**DIRECTIONS**
Filter the records for "label" and keep each line that has it.

**EXTRACTED MATERIAL**

>>>

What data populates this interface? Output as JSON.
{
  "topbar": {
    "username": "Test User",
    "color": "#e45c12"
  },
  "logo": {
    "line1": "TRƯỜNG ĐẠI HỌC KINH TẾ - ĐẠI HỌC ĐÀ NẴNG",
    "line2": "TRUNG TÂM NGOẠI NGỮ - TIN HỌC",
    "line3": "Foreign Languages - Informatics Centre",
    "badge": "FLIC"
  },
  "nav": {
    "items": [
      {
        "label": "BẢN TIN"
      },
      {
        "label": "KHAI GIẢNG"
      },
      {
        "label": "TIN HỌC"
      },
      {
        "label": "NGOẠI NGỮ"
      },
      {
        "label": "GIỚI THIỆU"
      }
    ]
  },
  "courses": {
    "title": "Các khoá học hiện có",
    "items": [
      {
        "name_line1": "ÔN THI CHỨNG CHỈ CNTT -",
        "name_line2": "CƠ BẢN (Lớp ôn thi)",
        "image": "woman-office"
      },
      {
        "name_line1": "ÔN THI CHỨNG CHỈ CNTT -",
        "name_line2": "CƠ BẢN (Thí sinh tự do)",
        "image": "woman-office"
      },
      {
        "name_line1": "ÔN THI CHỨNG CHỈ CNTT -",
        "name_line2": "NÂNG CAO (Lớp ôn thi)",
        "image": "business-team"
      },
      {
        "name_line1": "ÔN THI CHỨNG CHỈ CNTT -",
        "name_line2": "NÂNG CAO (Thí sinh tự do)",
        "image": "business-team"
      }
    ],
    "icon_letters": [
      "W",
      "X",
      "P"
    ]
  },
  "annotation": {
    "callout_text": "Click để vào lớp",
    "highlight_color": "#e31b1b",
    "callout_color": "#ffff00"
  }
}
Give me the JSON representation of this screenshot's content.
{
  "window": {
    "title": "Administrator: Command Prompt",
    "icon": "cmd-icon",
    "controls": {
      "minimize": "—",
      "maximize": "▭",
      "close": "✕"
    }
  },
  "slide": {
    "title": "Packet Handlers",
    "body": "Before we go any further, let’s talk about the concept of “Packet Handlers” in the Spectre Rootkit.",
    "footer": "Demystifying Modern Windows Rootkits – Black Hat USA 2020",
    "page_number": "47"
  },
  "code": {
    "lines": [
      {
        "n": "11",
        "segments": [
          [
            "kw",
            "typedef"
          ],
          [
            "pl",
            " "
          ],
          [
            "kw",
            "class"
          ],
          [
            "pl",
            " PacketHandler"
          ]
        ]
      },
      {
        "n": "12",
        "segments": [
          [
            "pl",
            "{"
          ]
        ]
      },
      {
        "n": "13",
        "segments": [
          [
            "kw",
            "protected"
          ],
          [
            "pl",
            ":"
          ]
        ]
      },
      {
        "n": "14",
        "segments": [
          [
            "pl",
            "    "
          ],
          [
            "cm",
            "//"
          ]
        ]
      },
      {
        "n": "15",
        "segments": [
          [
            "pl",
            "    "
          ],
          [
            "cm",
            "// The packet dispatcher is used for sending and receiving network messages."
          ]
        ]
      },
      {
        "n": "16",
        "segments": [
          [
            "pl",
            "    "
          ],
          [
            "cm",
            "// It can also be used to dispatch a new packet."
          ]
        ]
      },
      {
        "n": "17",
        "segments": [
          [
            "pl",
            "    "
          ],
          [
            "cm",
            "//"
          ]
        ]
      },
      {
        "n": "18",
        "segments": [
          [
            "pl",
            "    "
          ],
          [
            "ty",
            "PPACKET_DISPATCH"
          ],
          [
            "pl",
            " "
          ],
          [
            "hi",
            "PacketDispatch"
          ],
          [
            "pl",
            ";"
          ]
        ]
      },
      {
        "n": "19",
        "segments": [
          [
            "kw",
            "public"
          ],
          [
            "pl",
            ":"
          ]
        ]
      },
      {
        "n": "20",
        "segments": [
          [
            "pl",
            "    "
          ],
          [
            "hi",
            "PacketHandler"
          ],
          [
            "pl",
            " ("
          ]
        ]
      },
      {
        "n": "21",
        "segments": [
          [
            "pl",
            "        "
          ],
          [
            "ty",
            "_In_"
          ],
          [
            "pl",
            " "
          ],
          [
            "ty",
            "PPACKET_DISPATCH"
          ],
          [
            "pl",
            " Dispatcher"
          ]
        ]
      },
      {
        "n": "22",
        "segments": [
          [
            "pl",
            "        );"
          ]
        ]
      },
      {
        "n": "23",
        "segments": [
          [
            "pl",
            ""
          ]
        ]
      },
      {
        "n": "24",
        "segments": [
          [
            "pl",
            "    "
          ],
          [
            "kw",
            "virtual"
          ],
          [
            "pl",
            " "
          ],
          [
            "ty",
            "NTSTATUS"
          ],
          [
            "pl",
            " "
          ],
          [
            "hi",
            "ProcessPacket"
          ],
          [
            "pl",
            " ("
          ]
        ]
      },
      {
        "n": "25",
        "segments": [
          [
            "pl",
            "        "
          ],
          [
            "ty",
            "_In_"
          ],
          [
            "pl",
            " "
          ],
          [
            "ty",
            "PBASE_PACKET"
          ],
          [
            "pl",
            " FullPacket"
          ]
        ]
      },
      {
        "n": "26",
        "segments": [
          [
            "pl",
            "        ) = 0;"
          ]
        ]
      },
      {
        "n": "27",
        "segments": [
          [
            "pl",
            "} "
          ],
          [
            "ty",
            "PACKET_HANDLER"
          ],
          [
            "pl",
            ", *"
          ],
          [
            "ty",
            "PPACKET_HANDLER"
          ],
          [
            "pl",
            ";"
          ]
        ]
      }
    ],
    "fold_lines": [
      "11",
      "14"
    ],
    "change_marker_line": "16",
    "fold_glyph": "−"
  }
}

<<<

**YOUR RESPONSE**
        "label": "BẢN TIN"
        "label": "KHAI GIẢNG"
        "label": "TIN HỌC"
        "label": "NGOẠI NGỮ"
        "label": "GIỚI THIỆU"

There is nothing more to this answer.